**Aim of the exercise**
Below is a listing. Output every line of it exactly.

**Material provided**
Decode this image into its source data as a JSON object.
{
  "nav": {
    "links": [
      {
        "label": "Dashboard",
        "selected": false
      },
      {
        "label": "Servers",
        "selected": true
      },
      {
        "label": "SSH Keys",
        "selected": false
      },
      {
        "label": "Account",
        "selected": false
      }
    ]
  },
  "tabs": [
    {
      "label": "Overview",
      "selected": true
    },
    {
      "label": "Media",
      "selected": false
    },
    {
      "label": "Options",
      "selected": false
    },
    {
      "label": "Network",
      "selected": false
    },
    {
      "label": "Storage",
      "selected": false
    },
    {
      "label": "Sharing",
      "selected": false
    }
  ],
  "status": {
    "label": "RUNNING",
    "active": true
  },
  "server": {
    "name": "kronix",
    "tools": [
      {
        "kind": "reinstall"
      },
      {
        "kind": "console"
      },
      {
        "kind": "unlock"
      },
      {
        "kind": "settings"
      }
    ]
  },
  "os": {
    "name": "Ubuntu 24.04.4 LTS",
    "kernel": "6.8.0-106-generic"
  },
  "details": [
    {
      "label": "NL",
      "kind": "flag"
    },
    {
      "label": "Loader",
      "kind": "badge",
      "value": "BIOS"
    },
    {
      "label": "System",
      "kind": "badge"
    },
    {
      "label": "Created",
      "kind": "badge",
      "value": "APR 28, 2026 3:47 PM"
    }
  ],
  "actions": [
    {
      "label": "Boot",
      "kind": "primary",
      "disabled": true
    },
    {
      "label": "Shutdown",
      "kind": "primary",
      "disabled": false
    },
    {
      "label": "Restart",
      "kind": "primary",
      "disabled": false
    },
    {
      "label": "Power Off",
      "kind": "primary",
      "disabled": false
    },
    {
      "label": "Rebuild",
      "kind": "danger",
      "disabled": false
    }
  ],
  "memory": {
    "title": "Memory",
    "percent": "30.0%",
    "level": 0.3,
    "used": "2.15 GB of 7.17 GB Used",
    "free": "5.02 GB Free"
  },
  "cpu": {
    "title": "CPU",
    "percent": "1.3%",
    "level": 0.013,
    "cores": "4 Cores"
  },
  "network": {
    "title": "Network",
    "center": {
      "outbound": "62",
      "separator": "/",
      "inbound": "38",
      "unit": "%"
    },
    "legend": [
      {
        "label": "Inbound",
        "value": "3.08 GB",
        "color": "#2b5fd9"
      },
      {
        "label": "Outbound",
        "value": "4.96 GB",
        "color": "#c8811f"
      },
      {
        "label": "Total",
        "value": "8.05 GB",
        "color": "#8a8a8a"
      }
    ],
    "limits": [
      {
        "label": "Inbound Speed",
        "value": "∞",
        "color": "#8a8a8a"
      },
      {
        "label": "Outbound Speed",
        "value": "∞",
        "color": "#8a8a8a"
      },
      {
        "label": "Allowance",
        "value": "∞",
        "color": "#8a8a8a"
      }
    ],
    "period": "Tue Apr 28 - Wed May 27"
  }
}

**Result of this task**
Decode this image into its source data as a JSON object.
{
  "nav": {
    "links": [
      {
        "label": "Dashboard",
        "selected": false
      },
      {
        "label": "Servers",
        "selected": true
      },
      {
        "label": "SSH Keys",
        "selected": false
      },
      {
        "label": "Account",
        "selected": false
      }
    ]
  },
  "tabs": [
    {
      "label": "Overview",
      "selected": true
    },
    {
      "label": "Media",
      "selected": false
    },
    {
      "label": "Options",
      "selected": false
    },
    {
      "label": "Network",
      "selected": false
    },
    {
      "label": "Storage",
      "selected": false
    },
    {
      "label": "Sharing",
      "selected": false
    }
  ],
  "status": {
    "label": "RUNNING",
    "active": true
  },
  "server": {
    "name": "kronix",
    "tools": [
      {
        "kind": "reinstall"
      },
      {
        "kind": "console"
      },
      {
        "kind": "unlock"
      },
      {
        "kind": "settings"
      }
    ]
  },
  "os": {
    "name": "Ubuntu 24.04.4 LTS",
    "kernel": "6.8.0-106-generic"
  },
  "details": [
    {
      "label": "NL",
      "kind": "flag"
    },
    {
      "label": "Loader",
      "kind": "badge",
      "value": "BIOS"
    },
    {
      "label": "System",
      "kind": "badge"
    },
    {
      "label": "Created",
      "kind": "badge",
      "value": "APR 28, 2026 3:47 PM"
    }
  ],
  "actions": [
    {
      "label": "Boot",
      "kind": "primary",
      "disabled": true
    },
    {
      "label": "Shutdown",
      "kind": "primary",
      "disabled": false
    },
    {
      "label": "Restart",
      "kind": "primary",
      "disabled": false
    },
    {
      "label": "Power Off",
      "kind": "primary",
      "disabled": false
    },
    {
      "label": "Rebuild",
      "kind": "danger",
      "disabled": false
    }
  ],
  "memory": {
    "title": "Memory",
    "percent": "30.0%",
    "level": 0.3,
    "used": "2.15 GB of 7.17 GB Used",
    "free": "5.02 GB Free"
  },
  "cpu": {
    "title": "CPU",
    "percent": "1.3%",
    "level": 0.013,
    "cores": "4 Cores"
  },
  "network": {
    "title": "Network",
    "center": {
      "outbound": "62",
      "separator": "/",
      "inbound": "38",
      "unit": "%"
    },
    "legend": [
      {
        "label": "Inbound",
        "value": "3.08 GB",
        "color": "#2b5fd9"
      },
      {
        "label": "Outbound",
        "value": "4.96 GB",
        "color": "#c8811f"
      },
      {
        "label": "Total",
        "value": "8.05 GB",
        "color": "#8a8a8a"
      }
    ],
    "limits": [
      {
        "label": "Inbound Speed",
        "value": "∞",
        "color": "#8a8a8a"
      },
      {
        "label": "Outbound Speed",
        "value": "∞",
        "color": "#8a8a8a"
      },
      {
        "label": "Allowance",
        "value": "∞",
        "color": "#8a8a8a"
      }
    ],
    "period": "Tue Apr 28 - Wed May 27"
  }
}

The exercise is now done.